Step 4: Develop your regulatory strategy

Healthcare product development is complex. It is critical to know the general product development lifecycle so that you can follow the correct path. Knowing which pitfalls to avoid will speed your time to market. This article outlines step 4 of the 10 steps to develop a healthcare product.

Once the product classification, claim and healthcare market(s) for a drug, biologic or medical device are identified, it is time to collect all relevant information associated with your product. Information on drug, biologic and medical device development can be easily obtained from websites (such as this one), professional organizations, books, journals and conferences, and, of course, formal academic training. Direction is readily available, ranging from legislation to regulations to guidance documents to the latest information on science, technology and approved therapies.

Customize your strategy

Gathering information is an important step in preparing a regulatory strategy document. The knowledge you compile on regulations, competing products, therapeutic markets or clinical practices must be filtered, interpreted, connected and adapted to your healthcare product and to your organization. Knowing the regulations and content of relevant guidance documents, the disease or conditions being investigated and the approved therapies and their basis of approvals provides the foundation for your regulatory strategy. 1

Additionally, to successfully navigate the complex regulatory system, recognize and respect factors such as development timelines, budgets, resources and available expertise.

A well-planned regulatory strategy document should be balanced, realistic and achievable to support the organization’s mission and vision. The document should not only outline which path to take, but also include the rationale of why a specific path is selected or recommended. It should be user-friendly as it will need to be communicated to the team (for example, company executives, investors, scientists, engineers, the project manager, and investigators) who provide the financing or carry out the development activities.


Consider a road trip as an analogy, with your plan being to travel from point A to points B and C (but not necessarily in that order). You have options such as avoiding tolls or choosing highway driving.

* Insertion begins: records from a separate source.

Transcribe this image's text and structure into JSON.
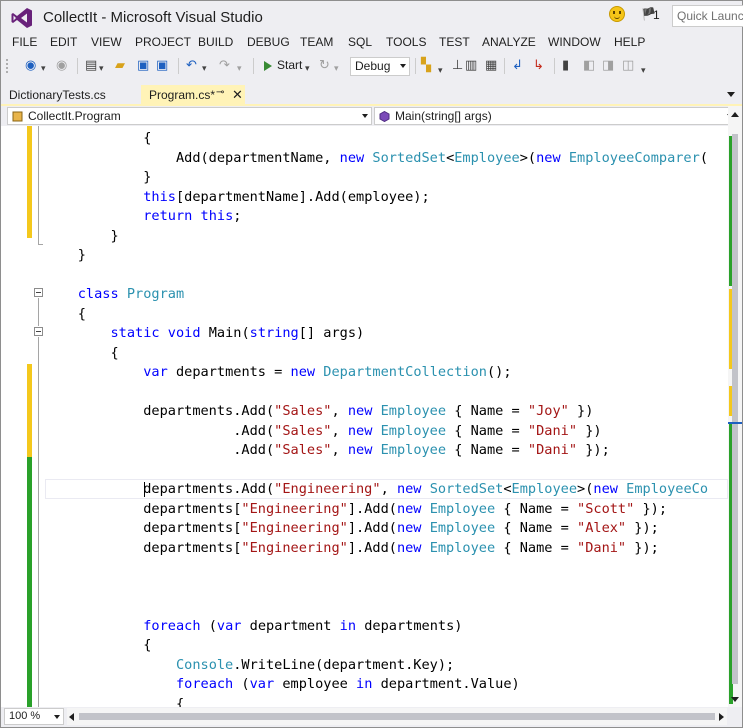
{
  "window": {
    "title": "CollectIt - Microsoft Visual Studio",
    "notification_count": "1",
    "quick_launch_placeholder": "Quick Launch"
  },
  "menu": [
    "FILE",
    "EDIT",
    "VIEW",
    "PROJECT",
    "BUILD",
    "DEBUG",
    "TEAM",
    "SQL",
    "TOOLS",
    "TEST",
    "ANALYZE",
    "WINDOW",
    "HELP"
  ],
  "toolbar": {
    "start_label": "Start",
    "configuration": "Debug"
  },
  "tabs": [
    {
      "label": "DictionaryTests.cs",
      "active": false
    },
    {
      "label": "Program.cs*",
      "active": true
    }
  ],
  "navbar": {
    "type_scope": "CollectIt.Program",
    "member_scope": "Main(string[] args)"
  },
  "editor": {
    "zoom": "100 %",
    "lines": [
      [
        {
          "t": "            {",
          "c": ""
        }
      ],
      [
        {
          "t": "                Add(departmentName, ",
          "c": ""
        },
        {
          "t": "new",
          "c": "kw"
        },
        {
          "t": " ",
          "c": ""
        },
        {
          "t": "SortedSet",
          "c": "ty"
        },
        {
          "t": "<",
          "c": ""
        },
        {
          "t": "Employee",
          "c": "ty"
        },
        {
          "t": ">(",
          "c": ""
        },
        {
          "t": "new",
          "c": "kw"
        },
        {
          "t": " ",
          "c": ""
        },
        {
          "t": "EmployeeComparer",
          "c": "ty"
        },
        {
          "t": "(",
          "c": ""
        }
      ],
      [
        {
          "t": "            }",
          "c": ""
        }
      ],
      [
        {
          "t": "            ",
          "c": ""
        },
        {
          "t": "this",
          "c": "kw"
        },
        {
          "t": "[departmentName].Add(employee);",
          "c": ""
        }
      ],
      [
        {
          "t": "            ",
          "c": ""
        },
        {
          "t": "return",
          "c": "kw"
        },
        {
          "t": " ",
          "c": ""
        },
        {
          "t": "this",
          "c": "kw"
        },
        {
          "t": ";",
          "c": ""
        }
      ],
      [
        {
          "t": "        }",
          "c": ""
        }
      ],
      [
        {
          "t": "    }",
          "c": ""
        }
      ],
      [
        {
          "t": "",
          "c": ""
        }
      ],
      [
        {
          "t": "    ",
          "c": ""
        },
        {
          "t": "class",
          "c": "kw"
        },
        {
          "t": " ",
          "c": ""
        },
        {
          "t": "Program",
          "c": "ty"
        }
      ],
      [
        {
          "t": "    {",
          "c": ""
        }
      ],
      [
        {
          "t": "        ",
          "c": ""
        },
        {
          "t": "static",
          "c": "kw"
        },
        {
          "t": " ",
          "c": ""
        },
        {
          "t": "void",
          "c": "kw"
        },
        {
          "t": " Main(",
          "c": ""
        },
        {
          "t": "string",
          "c": "kw"
        },
        {
          "t": "[] args)",
          "c": ""
        }
      ],
      [
        {
          "t": "        {",
          "c": ""
        }
      ],
      [
        {
          "t": "            ",
          "c": ""
        },
        {
          "t": "var",
          "c": "kw"
        },
        {
          "t": " departments = ",
          "c": ""
        },
        {
          "t": "new",
          "c": "kw"
        },
        {
          "t": " ",
          "c": ""
        },
        {
          "t": "DepartmentCollection",
          "c": "ty"
        },
        {
          "t": "();",
          "c": ""
        }
      ],
      [
        {
          "t": "",
          "c": ""
        }
      ],
      [
        {
          "t": "            departments.Add(",
          "c": ""
        },
        {
          "t": "\"Sales\"",
          "c": "str"
        },
        {
          "t": ", ",
          "c": ""
        },
        {
          "t": "new",
          "c": "kw"
        },
        {
          "t": " ",
          "c": ""
        },
        {
          "t": "Employee",
          "c": "ty"
        },
        {
          "t": " { Name = ",
          "c": ""
        },
        {
          "t": "\"Joy\"",
          "c": "str"
        },
        {
          "t": " })",
          "c": ""
        }
      ],
      [
        {
          "t": "                       .Add(",
          "c": ""
        },
        {
          "t": "\"Sales\"",
          "c": "str"
        },
        {
          "t": ", ",
          "c": ""
        },
        {
          "t": "new",
          "c": "kw"
        },
        {
          "t": " ",
          "c": ""
        },
        {
          "t": "Employee",
          "c": "ty"
        },
        {
          "t": " { Name = ",
          "c": ""
        },
        {
          "t": "\"Dani\"",
          "c": "str"
        },
        {
          "t": " })",
          "c": ""
        }
      ],
      [
        {
          "t": "                       .Add(",
          "c": ""
        },
        {
          "t": "\"Sales\"",
          "c": "str"
        },
        {
          "t": ", ",
          "c": ""
        },
        {
          "t": "new",
          "c": "kw"
        },
        {
          "t": " ",
          "c": ""
        },
        {
          "t": "Employee",
          "c": "ty"
        },
        {
          "t": " { Name = ",
          "c": ""
        },
        {
          "t": "\"Dani\"",
          "c": "str"
        },
        {
          "t": " });",
          "c": ""
        }
      ],
      [
        {
          "t": "",
          "c": ""
        }
      ],
      [
        {
          "t": "            departments.Add(",
          "c": ""
        },
        {
          "t": "\"Engineering\"",
          "c": "str"
        },
        {
          "t": ", ",
          "c": ""
        },
        {
          "t": "new",
          "c": "kw"
        },
        {
          "t": " ",
          "c": ""
        },
        {
          "t": "SortedSet",
          "c": "ty"
        },
        {
          "t": "<",
          "c": ""
        },
        {
          "t": "Employee",
          "c": "ty"
        },
        {
          "t": ">(",
          "c": ""
        },
        {
          "t": "new",
          "c": "kw"
        },
        {
          "t": " ",
          "c": ""
        },
        {
          "t": "EmployeeCo",
          "c": "ty"
        }
      ],
      [
        {
          "t": "            departments[",
          "c": ""
        },
        {
          "t": "\"Engineering\"",
          "c": "str"
        },
        {
          "t": "].Add(",
          "c": ""
        },
        {
          "t": "new",
          "c": "kw"
        },
        {
          "t": " ",
          "c": ""
        },
        {
          "t": "Employee",
          "c": "ty"
        },
        {
          "t": " { Name = ",
          "c": ""
        },
        {
          "t": "\"Scott\"",
          "c": "str"
        },
        {
          "t": " });",
          "c": ""
        }
      ],
      [
        {
          "t": "            departments[",
          "c": ""
        },
        {
          "t": "\"Engineering\"",
          "c": "str"
        },
        {
          "t": "].Add(",
          "c": ""
        },
        {
          "t": "new",
          "c": "kw"
        },
        {
          "t": " ",
          "c": ""
        },
        {
          "t": "Employee",
          "c": "ty"
        },
        {
          "t": " { Name = ",
          "c": ""
        },
        {
          "t": "\"Alex\"",
          "c": "str"
        },
        {
          "t": " });",
          "c": ""
        }
      ],
      [
        {
          "t": "            departments[",
          "c": ""
        },
        {
          "t": "\"Engineering\"",
          "c": "str"
        },
        {
          "t": "].Add(",
          "c": ""
        },
        {
          "t": "new",
          "c": "kw"
        },
        {
          "t": " ",
          "c": ""
        },
        {
          "t": "Employee",
          "c": "ty"
        },
        {
          "t": " { Name = ",
          "c": ""
        },
        {
          "t": "\"Dani\"",
          "c": "str"
        },
        {
          "t": " });",
          "c": ""
        }
      ],
      [
        {
          "t": "",
          "c": ""
        }
      ],
      [
        {
          "t": "",
          "c": ""
        }
      ],
      [
        {
          "t": "",
          "c": ""
        }
      ],
      [
        {
          "t": "            ",
          "c": ""
        },
        {
          "t": "foreach",
          "c": "kw"
        },
        {
          "t": " (",
          "c": ""
        },
        {
          "t": "var",
          "c": "kw"
        },
        {
          "t": " department ",
          "c": ""
        },
        {
          "t": "in",
          "c": "kw"
        },
        {
          "t": " departments)",
          "c": ""
        }
      ],
      [
        {
          "t": "            {",
          "c": ""
        }
      ],
      [
        {
          "t": "                ",
          "c": ""
        },
        {
          "t": "Console",
          "c": "ty"
        },
        {
          "t": ".WriteLine(department.Key);",
          "c": ""
        }
      ],
      [
        {
          "t": "                ",
          "c": ""
        },
        {
          "t": "foreach",
          "c": "kw"
        },
        {
          "t": " (",
          "c": ""
        },
        {
          "t": "var",
          "c": "kw"
        },
        {
          "t": " employee ",
          "c": ""
        },
        {
          "t": "in",
          "c": "kw"
        },
        {
          "t": " department.Value)",
          "c": ""
        }
      ],
      [
        {
          "t": "                {",
          "c": ""
        }
      ]
    ]
  },
  "colors": {
    "change_saved": "#2aa12a",
    "change_unsaved": "#f4c81c",
    "active_tab": "#fff3b7",
    "keyword": "#0000ff",
    "type": "#2b91af",
    "string": "#a31515"
  }
}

Depending on traffic and road conditions, it may be better to go to point C before point B. You would be wise to base these decisions on costs, time, traffic situations and the conditions at the final destinations.

Similarly, if you are planning to bring a product to countries X and Y, factors such as  budget, timelines, regulatory requirements in different jurisdictions (for example, device classification or registration requirements, especially the need for a clinical study) and market conditions (for example, established distribution channels, support of key opinion leaders, competitors) may affect your decision.

The same principles apply to a product with multiple indications. A device classification may change due to any risk associated with different intended uses. For example, in the US, a human chronic gonadotropin (HCG) test system used for the detection of early pregnancy is categorized as class II, but it changes to class III if the product is intended to aid in the diagnosis, prognosis, management or treatment of tumours or carcinomas.2 And a medicinal product may be targeted for a general or an orphan population, which can lead to different regulatory pathways.

All these options should be reviewed against the organization’s circumstances before finalizing the strategy. A company may wish to start with a simpler pathway, such as a 510(k), and gain regulatory experience prior to pursuing a more challenging but more desired indication (for example, a premarket approval [PMA]).

Lastly, make sure to periodically review and update the regulatory strategy document to address any changes in regulations, markets, and study results that arise from product development.

Key elements of a regulatory strategy document

A strategy document is a concise summary and analysis of data collected. The key elements include the following:

  • Date and version number
  • Product/project code and product name
  • Product information (for example, background information, product type, product design, marketing history)
  • Proposed claim or indication
  • Identification of different submission phases (for example, pre-submission meeting, clinical trial applications, other types of applications [such as an orphan drug designation], licensing applications, post-marketing requirements) and their corresponding submission types and agency review timeframes.
  • Specific requirements to develop the healthcare product and support each of the submission phases, including the data requirements to support the safety, efficacy/effectiveness and quality of your healthcare product and its intended use, which may include links to relevant guidance documents and standards
  • Summary
  • Conclusion, options or recommendations (for example, if multiple pathways are identified, explain the pros and cons of each so that management can make an informed decision).

Read the next step in the 10 steps to develop a healthcare product: Step 5: Establish your product development plan

Read the previous step: Step 3: Determine your healthcare market


The information presented in these articles is intended to outline the general processes, principles and concepts of the healthcare product development lifecycle. Since regulatory requirements are ever-changing, it is current only as of the date of publication and not intended to provide detailed instructions for product development. Every healthcare product is unique and therefore so is its associated product development lifecycle. Specific advice should be sought from a qualified healthcare or other appropriate professional.

Published: October 17, 2012


  1. Manuts, D.S. (2008). Chapter 11. The practice of regulatory affairs. In Pisano, D.J. & Mantus, D.S. (Eds.), FDA regulatory affairs: A guide for prescription drugs, medical devices, and biologics (2nd ed., pp.109-23). New York: Informa Healthcare.
  2. United States Code. (2012, April 1). Title 21, Section 862.1155, Human chorionic gonadotropin (HCG) test system. Retrieved August 16, 2012, from